DATA EXTRACTS.
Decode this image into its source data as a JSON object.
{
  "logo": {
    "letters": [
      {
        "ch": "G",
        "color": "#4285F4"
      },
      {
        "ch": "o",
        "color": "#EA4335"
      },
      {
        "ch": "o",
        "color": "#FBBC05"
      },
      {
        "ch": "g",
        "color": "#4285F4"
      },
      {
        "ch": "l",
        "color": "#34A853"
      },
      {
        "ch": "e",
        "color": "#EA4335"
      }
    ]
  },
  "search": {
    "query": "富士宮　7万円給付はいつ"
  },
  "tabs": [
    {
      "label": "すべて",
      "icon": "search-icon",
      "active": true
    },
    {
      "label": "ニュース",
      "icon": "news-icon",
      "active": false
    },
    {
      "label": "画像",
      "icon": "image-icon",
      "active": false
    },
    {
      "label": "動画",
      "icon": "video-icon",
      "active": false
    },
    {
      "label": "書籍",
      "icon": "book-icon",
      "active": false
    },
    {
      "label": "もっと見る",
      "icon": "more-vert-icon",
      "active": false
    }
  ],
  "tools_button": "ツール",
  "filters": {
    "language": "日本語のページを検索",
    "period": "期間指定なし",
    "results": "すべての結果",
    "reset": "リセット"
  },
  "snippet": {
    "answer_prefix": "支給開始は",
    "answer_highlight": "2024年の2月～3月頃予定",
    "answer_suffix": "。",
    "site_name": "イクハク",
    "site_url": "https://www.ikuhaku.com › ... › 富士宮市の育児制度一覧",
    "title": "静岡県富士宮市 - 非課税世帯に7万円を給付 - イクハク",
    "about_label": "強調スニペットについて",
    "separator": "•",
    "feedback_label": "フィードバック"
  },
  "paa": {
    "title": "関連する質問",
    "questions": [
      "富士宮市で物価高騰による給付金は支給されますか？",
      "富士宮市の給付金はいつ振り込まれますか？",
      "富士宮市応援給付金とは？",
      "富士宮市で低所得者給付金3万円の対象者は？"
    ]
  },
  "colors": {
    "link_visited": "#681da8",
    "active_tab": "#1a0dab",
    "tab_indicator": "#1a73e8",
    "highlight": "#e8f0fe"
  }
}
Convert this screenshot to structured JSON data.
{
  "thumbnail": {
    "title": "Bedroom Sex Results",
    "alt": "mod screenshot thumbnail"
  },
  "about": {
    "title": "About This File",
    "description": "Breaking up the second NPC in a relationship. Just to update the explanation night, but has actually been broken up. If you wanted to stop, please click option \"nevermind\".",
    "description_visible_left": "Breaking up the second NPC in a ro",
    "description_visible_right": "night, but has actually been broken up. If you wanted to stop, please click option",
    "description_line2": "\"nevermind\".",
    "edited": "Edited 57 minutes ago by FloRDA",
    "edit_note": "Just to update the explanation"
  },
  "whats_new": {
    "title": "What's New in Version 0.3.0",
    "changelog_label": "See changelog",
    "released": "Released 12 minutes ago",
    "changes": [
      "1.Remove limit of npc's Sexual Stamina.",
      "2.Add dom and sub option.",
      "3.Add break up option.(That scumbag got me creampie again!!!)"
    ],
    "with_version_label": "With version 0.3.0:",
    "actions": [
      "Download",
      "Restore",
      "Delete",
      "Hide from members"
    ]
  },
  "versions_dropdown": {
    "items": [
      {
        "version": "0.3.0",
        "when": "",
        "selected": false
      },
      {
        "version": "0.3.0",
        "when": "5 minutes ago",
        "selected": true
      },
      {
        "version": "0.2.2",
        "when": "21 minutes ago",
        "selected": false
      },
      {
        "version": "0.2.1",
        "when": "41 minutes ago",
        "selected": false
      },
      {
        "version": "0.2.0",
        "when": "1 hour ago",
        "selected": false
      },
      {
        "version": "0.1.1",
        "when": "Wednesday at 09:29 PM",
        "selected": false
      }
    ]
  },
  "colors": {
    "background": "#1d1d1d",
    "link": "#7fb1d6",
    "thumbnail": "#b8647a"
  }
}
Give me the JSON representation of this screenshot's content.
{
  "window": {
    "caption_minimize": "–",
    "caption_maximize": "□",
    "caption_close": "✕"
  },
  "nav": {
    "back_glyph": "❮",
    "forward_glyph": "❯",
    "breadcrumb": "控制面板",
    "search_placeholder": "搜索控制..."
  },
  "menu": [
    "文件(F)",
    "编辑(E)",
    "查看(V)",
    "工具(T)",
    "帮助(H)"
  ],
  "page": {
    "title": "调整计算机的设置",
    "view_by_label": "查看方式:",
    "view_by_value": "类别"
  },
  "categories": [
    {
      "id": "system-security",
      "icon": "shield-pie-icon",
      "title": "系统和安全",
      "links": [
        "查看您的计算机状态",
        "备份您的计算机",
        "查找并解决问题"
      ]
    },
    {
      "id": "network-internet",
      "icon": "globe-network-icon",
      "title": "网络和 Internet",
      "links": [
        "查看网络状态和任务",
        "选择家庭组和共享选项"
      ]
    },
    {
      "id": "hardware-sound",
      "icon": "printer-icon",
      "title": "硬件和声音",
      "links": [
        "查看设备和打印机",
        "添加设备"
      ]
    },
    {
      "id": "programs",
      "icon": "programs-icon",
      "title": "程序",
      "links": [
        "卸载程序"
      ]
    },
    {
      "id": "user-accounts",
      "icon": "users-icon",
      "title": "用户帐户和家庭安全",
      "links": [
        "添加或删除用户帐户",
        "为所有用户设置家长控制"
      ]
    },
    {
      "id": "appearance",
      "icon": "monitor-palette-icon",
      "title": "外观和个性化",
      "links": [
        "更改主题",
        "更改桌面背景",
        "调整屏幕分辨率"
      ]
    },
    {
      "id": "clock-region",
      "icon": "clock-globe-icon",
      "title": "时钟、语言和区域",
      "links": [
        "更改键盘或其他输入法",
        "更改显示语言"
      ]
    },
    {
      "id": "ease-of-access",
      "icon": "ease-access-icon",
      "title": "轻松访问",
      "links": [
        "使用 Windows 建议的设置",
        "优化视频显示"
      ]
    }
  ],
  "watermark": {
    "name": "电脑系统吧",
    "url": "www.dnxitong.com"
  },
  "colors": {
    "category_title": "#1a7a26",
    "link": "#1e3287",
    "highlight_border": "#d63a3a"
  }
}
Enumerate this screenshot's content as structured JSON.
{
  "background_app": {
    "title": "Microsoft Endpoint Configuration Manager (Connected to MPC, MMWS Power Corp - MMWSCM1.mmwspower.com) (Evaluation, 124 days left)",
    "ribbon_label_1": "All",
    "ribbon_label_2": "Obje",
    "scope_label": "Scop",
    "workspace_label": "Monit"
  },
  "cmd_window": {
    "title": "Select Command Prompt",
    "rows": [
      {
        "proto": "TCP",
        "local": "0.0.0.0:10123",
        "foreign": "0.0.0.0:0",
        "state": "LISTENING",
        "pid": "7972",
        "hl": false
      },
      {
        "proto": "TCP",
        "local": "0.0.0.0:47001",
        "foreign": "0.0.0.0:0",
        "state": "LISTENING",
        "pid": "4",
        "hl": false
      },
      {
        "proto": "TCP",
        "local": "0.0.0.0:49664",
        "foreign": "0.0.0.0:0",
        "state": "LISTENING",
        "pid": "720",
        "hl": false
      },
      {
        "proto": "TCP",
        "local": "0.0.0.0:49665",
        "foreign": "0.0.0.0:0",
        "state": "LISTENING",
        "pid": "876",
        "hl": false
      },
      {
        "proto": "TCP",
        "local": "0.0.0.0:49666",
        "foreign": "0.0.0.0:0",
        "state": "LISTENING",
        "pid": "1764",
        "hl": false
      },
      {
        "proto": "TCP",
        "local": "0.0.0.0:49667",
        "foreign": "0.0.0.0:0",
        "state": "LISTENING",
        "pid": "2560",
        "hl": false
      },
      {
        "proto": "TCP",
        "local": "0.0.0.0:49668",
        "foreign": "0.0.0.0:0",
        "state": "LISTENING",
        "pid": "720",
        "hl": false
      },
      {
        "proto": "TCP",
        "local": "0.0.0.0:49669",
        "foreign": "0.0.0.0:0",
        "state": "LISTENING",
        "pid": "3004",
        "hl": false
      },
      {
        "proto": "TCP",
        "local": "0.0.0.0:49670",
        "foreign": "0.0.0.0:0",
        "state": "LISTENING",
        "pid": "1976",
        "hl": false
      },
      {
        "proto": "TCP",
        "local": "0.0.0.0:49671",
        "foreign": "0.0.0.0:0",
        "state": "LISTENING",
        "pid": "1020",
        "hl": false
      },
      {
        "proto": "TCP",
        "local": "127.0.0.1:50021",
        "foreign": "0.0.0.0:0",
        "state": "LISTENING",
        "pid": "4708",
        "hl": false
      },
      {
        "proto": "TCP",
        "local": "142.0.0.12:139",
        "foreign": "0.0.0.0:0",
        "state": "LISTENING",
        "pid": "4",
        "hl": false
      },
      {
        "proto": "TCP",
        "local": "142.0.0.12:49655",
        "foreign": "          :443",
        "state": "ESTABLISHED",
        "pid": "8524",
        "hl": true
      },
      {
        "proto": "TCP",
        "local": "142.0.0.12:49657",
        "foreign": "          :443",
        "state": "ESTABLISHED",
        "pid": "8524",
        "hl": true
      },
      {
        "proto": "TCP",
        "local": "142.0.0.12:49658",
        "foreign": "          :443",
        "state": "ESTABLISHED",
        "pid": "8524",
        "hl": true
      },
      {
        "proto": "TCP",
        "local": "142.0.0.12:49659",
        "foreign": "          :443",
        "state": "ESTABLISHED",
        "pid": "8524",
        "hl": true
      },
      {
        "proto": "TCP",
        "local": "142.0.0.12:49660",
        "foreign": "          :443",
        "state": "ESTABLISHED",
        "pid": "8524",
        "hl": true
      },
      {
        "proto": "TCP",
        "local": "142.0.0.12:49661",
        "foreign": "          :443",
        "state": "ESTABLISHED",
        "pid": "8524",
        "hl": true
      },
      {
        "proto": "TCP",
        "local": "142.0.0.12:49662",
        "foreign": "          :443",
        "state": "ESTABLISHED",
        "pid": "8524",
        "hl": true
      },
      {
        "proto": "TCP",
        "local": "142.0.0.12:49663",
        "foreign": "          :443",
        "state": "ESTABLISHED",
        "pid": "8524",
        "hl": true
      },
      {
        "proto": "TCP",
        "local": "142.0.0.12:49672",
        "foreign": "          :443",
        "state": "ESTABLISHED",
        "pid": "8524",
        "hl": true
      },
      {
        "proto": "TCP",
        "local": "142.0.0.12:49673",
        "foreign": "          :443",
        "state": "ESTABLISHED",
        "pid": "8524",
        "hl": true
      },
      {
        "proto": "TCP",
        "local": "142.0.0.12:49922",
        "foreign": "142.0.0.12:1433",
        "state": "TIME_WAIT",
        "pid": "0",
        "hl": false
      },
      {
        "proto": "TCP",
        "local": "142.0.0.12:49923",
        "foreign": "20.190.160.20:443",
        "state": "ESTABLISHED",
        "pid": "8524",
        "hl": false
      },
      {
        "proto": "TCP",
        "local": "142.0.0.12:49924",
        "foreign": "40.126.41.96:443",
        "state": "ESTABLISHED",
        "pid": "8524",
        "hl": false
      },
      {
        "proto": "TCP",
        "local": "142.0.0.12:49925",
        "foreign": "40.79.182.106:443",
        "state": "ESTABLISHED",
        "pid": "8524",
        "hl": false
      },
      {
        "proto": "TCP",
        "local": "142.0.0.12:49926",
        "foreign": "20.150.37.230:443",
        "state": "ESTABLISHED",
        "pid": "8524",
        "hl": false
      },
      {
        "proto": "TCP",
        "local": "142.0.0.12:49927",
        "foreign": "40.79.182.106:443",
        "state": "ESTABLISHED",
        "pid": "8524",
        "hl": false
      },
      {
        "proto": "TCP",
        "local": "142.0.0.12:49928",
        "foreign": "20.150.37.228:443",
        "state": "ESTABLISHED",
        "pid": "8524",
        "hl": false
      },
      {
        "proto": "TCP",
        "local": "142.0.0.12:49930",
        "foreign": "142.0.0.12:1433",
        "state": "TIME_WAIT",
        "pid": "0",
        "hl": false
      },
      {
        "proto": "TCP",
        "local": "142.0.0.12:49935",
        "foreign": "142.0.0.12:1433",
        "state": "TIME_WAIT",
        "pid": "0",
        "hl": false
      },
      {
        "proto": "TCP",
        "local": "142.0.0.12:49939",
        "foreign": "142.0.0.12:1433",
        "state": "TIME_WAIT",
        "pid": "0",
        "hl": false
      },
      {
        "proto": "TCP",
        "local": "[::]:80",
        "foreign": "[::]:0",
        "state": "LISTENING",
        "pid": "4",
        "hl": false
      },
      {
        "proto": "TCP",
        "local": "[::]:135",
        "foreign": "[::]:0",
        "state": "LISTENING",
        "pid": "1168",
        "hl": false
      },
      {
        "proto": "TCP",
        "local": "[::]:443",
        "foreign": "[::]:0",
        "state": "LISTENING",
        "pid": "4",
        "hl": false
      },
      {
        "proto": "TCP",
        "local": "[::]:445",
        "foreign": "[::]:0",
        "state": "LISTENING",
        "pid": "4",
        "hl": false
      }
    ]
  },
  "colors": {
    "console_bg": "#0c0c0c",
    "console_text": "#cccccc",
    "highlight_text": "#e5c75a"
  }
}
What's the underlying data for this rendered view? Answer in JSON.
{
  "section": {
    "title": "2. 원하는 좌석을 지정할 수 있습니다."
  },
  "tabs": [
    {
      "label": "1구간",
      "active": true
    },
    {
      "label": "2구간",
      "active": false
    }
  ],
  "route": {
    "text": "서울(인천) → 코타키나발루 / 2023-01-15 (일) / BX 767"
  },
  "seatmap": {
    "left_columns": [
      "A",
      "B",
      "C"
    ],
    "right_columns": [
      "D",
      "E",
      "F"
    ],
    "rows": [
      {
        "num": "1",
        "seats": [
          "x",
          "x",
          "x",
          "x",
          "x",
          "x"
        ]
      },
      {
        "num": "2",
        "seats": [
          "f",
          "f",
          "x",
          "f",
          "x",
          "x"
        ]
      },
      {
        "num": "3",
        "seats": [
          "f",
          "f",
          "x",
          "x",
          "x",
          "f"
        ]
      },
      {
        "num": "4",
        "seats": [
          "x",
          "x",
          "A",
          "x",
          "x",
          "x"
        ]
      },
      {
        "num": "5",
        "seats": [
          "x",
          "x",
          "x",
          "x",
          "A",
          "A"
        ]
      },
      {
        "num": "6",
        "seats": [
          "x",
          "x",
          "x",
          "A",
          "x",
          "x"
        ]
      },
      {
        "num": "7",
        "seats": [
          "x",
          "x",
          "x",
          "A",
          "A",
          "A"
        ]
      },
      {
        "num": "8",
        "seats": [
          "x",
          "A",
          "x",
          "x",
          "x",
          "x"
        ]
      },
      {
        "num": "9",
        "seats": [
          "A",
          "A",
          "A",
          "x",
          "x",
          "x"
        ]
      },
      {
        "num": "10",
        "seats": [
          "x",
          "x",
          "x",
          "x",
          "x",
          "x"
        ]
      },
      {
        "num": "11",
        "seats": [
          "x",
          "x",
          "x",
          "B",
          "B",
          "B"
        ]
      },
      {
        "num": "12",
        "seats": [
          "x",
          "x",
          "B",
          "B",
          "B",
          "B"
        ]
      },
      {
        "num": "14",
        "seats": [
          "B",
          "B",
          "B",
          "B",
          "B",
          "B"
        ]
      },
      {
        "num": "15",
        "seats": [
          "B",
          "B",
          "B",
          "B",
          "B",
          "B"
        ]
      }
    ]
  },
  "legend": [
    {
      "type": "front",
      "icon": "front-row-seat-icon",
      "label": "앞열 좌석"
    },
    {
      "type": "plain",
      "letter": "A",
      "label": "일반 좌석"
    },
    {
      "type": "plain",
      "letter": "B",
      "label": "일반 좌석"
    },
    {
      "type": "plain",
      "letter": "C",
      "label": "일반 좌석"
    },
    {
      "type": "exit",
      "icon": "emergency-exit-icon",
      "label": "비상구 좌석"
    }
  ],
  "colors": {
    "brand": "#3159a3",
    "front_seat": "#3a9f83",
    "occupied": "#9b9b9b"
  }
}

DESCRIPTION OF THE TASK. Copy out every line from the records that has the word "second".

RESULT.
    "description": "Breaking up the second NPC in a relationship. Just to update the explanation night, but has actually been broken up. If you wanted to stop, please click option \"nevermind\".",
    "description_visible_left": "Breaking up the second NPC in a ro",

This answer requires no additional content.